Lately I have read two articles in bar journals discussing aspects of “estate planning” involving transferring property to relatives or into self-settled “special needs” trusts. Neither article mentions much less discusses the New Jersey Uniform Fraudulent Transfer Act. Yet the prospect of a transfer being unwound by a creditor or creditor representative (such as a bankruptcy trustee) is a real concern. Both those engaged in such planning activites and their lawyers need to keep this in mind.
Under both state and federal law (11 USC 548), a transfer can be “avoided” and the transferred property or its value recovered by creditors where the transfer was either with intent to “hinder delay or defraud” creditors, OR the transfer was made for less than “reasonably equivalent value” in exchange, at a time the person making the transfer was insolvent, rendered insolvent, or put into a position of not being able to meet current or reasonably anticipated future debts.
Stated in simpler terms, you cannot give away your property that creditors could seize to pay your debts, unless you get money or value in exchange that is roughly equivalent to what it is worth. Of course, if you pay off all your debts and stay debt free for a reasonable period of time afterwards, this may not be a problem.
Claiming that you intended to do estate planning rather than depriving your creditors is a defense that any good attorney can defeat, especially if the transfer was made to close family members, or creditors were starting to hound you. Intent to defraud can (and usually is) proven by looking to various “badges of fraud”. Not getting fair value in exchange is one of them.
Transferring your assets into a trust for your own benefit does not protect them from the claims of creditors. These “self-settled” trusts cannot, under New Jersey statutes, be used to insulate the property from creditors.
Most importantly, the creditors who can pursue fraudulent transfer claims include “future” creditors, not just those who were owed money when the transfer was made. While a 4 year statute of limitations applies to many such state law claims, even after the 4 years is up, a creditor can sue up to a year after he or she learns of the transfer.
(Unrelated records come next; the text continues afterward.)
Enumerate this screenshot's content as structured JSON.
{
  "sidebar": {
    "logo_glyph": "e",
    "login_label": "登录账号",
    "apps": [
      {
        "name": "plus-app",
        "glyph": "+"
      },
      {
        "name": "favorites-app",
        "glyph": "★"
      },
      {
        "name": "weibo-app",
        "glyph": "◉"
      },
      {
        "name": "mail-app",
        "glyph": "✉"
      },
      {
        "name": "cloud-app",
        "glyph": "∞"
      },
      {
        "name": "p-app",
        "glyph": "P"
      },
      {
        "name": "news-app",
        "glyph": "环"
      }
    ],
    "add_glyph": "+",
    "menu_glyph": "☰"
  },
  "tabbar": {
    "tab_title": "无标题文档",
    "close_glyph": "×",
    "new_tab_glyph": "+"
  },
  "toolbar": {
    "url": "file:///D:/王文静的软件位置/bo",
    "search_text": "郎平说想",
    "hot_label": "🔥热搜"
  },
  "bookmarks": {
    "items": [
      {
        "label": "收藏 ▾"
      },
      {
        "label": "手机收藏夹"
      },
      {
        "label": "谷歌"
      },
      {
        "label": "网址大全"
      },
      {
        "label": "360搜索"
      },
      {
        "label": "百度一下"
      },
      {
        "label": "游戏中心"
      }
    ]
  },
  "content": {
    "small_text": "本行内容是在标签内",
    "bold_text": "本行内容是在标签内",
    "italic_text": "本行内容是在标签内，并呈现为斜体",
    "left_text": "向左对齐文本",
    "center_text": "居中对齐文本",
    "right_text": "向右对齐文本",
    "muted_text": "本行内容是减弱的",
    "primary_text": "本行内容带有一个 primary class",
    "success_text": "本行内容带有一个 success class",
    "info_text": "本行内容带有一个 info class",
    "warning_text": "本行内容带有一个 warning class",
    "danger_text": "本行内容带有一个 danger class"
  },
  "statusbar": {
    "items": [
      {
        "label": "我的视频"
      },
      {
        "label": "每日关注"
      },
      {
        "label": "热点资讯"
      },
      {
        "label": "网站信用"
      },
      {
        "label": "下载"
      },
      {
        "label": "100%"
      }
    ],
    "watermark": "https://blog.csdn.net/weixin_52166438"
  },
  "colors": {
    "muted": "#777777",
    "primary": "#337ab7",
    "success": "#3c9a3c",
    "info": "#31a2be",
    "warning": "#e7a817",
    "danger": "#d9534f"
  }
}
And federal agencies, such as the IRS (or a bankrutpcy trustee in a bankruptcy case where taxes are owed) has up to 6 years.
We often say that those who want to engage in “asset protection” need to do it at a time when they do not need it. Usually, the impetus to these efforts is some impending problem, legal, medical or otherwise. Like so much else, timely counselling by someone who knows this area and has both pursued and defended these types of claims is invaluable. With proper guidance and planning, the problems I have outlined here can be minimized or avoided.